What the task asks:
Search the data below for the word "Permite" and report how many lines contain it. Nothing but the number is needed.

Stored data:
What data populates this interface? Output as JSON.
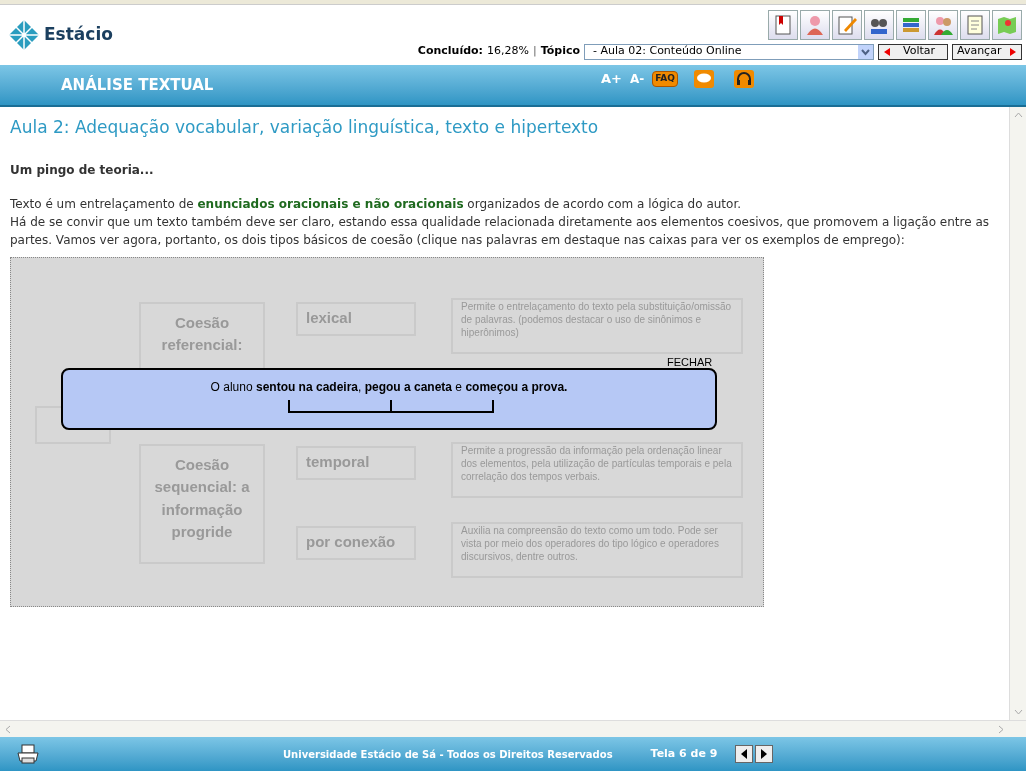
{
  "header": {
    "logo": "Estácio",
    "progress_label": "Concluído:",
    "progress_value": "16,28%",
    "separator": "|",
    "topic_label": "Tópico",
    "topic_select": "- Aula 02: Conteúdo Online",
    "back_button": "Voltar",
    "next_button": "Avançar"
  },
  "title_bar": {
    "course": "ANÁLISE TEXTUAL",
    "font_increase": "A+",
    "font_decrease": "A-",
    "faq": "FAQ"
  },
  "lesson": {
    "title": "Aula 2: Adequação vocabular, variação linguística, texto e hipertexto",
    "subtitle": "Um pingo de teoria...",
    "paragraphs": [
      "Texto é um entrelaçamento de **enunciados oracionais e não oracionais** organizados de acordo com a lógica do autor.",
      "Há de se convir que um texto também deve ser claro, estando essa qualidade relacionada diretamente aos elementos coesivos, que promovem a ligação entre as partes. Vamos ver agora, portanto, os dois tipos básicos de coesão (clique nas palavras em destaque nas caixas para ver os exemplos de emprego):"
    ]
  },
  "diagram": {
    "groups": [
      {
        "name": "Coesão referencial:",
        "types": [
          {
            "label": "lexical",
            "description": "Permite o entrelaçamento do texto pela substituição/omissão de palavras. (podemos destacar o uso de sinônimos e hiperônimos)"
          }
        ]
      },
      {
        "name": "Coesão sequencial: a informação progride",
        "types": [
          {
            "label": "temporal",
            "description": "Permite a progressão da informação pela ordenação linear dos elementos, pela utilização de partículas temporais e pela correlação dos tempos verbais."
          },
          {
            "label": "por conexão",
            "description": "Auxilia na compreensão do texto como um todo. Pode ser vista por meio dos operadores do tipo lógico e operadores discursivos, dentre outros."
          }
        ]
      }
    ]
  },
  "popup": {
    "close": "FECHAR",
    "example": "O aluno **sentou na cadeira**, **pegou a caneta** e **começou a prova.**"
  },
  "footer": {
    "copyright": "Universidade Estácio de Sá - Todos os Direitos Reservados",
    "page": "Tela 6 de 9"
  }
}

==

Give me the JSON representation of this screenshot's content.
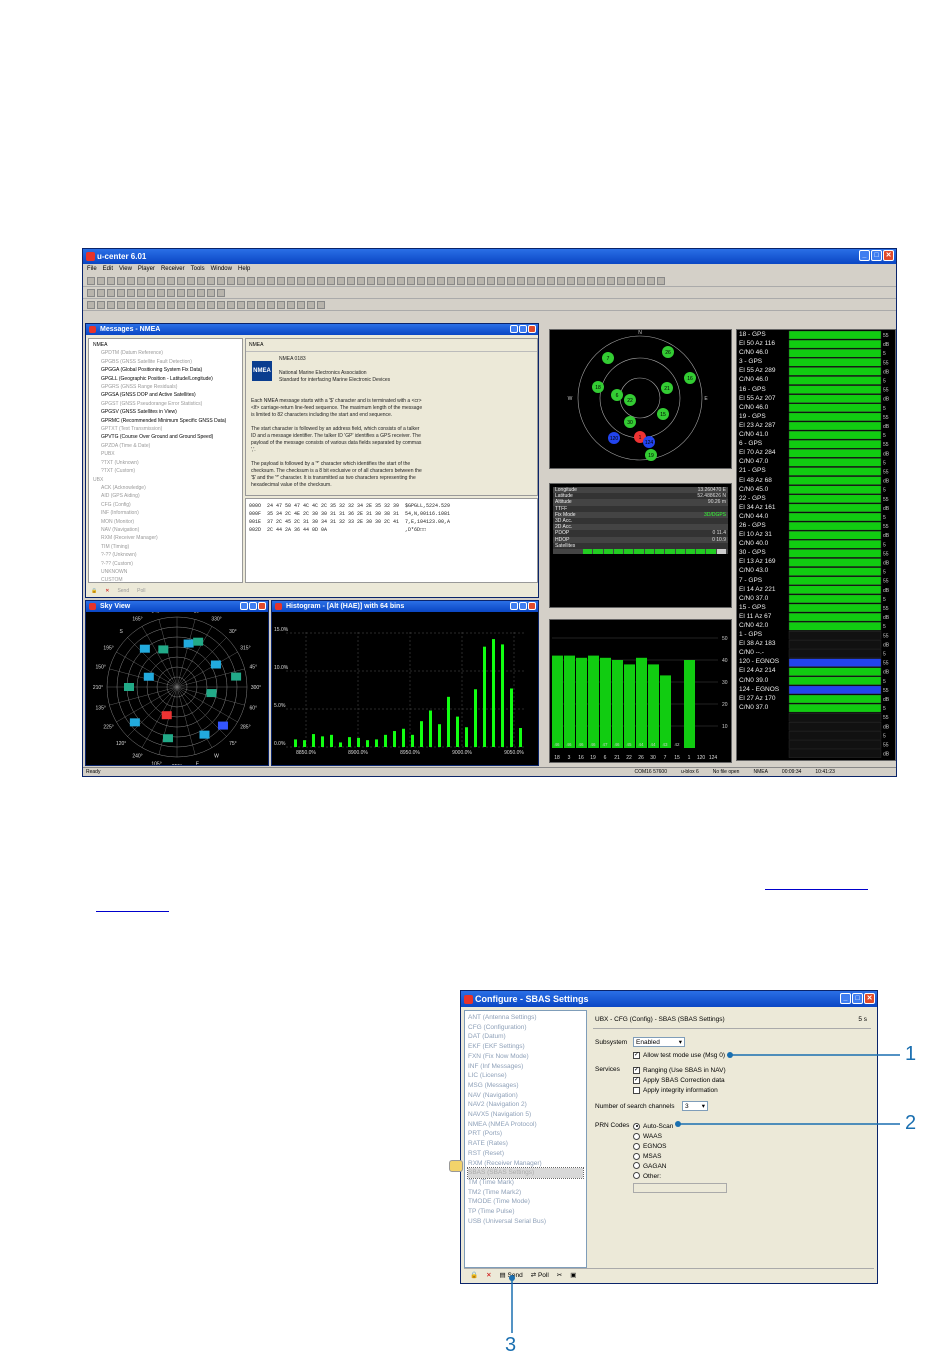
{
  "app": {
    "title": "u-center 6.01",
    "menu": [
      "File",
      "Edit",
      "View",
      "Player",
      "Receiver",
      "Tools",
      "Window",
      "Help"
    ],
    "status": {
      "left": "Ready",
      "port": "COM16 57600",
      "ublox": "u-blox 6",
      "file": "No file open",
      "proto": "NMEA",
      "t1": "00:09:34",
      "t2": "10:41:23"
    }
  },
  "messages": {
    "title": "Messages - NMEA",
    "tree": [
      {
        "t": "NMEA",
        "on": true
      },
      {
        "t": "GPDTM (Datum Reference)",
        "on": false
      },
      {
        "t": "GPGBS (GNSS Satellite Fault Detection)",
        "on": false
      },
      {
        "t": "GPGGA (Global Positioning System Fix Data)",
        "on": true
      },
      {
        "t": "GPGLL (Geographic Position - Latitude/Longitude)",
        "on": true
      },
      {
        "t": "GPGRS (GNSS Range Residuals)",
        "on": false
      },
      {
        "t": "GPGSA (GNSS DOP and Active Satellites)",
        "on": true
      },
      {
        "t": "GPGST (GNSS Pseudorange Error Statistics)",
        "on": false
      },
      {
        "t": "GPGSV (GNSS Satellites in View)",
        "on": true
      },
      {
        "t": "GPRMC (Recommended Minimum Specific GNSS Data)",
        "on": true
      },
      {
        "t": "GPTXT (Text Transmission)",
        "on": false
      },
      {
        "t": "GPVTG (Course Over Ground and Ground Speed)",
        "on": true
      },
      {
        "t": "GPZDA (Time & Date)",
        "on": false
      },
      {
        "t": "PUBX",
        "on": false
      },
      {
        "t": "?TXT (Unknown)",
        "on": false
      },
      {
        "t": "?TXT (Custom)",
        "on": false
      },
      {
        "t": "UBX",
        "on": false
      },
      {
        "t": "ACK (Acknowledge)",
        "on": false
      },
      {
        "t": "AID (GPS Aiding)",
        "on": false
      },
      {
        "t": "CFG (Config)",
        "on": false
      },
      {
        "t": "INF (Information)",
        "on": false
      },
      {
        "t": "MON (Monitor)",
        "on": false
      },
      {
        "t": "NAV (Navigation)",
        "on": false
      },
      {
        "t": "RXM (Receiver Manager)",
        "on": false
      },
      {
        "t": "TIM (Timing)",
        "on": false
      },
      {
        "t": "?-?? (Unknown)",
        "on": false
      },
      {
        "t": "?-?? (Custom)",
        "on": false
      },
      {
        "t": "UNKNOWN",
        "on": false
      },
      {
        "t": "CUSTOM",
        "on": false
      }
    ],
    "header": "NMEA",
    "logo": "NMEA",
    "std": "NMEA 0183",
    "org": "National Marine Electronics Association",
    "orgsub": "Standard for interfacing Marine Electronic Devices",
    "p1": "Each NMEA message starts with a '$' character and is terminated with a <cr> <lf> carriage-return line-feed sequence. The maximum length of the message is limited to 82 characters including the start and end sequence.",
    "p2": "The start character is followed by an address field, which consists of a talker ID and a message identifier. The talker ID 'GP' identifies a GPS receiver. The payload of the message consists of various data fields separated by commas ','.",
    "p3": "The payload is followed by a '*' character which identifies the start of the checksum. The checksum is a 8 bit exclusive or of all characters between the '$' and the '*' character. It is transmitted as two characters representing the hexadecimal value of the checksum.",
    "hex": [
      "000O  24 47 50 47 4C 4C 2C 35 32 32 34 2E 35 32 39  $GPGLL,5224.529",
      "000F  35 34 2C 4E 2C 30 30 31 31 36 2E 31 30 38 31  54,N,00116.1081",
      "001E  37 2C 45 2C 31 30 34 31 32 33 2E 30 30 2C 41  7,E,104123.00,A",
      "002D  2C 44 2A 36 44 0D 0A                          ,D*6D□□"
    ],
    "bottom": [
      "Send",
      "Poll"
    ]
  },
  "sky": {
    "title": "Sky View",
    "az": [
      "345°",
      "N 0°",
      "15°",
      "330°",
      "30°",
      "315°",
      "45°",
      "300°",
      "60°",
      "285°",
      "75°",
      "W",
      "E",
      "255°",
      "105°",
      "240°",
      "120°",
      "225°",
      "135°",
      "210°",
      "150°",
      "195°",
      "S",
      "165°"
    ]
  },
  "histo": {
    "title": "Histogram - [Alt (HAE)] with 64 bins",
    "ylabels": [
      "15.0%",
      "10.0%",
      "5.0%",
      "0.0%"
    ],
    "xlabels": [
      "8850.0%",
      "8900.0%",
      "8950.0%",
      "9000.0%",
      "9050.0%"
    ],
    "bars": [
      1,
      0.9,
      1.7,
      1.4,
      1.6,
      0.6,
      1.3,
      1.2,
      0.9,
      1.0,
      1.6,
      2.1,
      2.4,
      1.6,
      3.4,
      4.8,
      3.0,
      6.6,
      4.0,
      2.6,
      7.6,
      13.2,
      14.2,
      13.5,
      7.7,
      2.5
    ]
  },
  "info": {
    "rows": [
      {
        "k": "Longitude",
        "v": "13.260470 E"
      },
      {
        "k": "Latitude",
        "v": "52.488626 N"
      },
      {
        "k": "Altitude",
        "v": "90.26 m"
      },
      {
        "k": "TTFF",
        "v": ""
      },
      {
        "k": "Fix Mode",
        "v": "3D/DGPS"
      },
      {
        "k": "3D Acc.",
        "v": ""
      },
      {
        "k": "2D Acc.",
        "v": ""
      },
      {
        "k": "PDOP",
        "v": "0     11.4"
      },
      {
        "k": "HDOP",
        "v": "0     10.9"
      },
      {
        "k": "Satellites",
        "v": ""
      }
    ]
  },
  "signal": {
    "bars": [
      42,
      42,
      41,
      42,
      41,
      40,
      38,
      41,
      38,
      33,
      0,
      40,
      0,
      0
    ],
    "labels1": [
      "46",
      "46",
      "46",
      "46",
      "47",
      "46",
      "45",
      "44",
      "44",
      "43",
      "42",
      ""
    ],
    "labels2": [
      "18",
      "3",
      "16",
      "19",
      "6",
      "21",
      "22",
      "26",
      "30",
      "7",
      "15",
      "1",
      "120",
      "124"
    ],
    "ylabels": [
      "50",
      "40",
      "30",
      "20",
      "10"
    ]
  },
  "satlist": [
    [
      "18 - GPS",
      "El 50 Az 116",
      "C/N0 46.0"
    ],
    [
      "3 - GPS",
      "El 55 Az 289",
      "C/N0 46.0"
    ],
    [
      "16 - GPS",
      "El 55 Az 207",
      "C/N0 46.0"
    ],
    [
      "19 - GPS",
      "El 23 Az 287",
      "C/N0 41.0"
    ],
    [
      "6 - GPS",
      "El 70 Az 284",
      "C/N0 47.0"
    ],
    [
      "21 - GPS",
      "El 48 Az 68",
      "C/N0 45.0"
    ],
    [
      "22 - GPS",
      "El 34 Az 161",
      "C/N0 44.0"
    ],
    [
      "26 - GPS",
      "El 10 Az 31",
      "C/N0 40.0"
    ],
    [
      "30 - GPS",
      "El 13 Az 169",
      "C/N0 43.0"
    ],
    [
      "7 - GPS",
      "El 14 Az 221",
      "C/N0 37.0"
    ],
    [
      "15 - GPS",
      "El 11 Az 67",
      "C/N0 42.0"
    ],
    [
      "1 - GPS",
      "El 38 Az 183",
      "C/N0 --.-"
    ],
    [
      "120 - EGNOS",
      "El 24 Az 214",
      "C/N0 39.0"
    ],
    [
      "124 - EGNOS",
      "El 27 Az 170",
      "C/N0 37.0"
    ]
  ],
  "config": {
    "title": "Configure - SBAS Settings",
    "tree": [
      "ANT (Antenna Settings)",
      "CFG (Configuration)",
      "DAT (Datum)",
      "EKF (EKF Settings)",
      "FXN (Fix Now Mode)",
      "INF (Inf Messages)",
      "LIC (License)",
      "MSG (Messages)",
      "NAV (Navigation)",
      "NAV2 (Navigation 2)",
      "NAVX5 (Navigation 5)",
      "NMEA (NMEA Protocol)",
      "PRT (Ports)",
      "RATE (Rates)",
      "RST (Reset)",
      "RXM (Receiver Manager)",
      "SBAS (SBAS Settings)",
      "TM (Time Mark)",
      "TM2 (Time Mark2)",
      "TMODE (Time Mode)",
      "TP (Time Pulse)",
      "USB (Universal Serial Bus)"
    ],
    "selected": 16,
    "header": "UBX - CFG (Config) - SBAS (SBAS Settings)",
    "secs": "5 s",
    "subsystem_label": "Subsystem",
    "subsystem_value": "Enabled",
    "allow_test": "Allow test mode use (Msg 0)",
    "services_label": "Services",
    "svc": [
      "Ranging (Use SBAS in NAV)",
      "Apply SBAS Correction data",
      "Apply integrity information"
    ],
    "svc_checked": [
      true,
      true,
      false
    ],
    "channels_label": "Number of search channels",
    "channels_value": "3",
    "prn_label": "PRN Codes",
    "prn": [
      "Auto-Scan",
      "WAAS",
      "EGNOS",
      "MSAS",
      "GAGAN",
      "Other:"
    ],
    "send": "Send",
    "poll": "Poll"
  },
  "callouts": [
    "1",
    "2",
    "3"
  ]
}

Answer to this problem:
2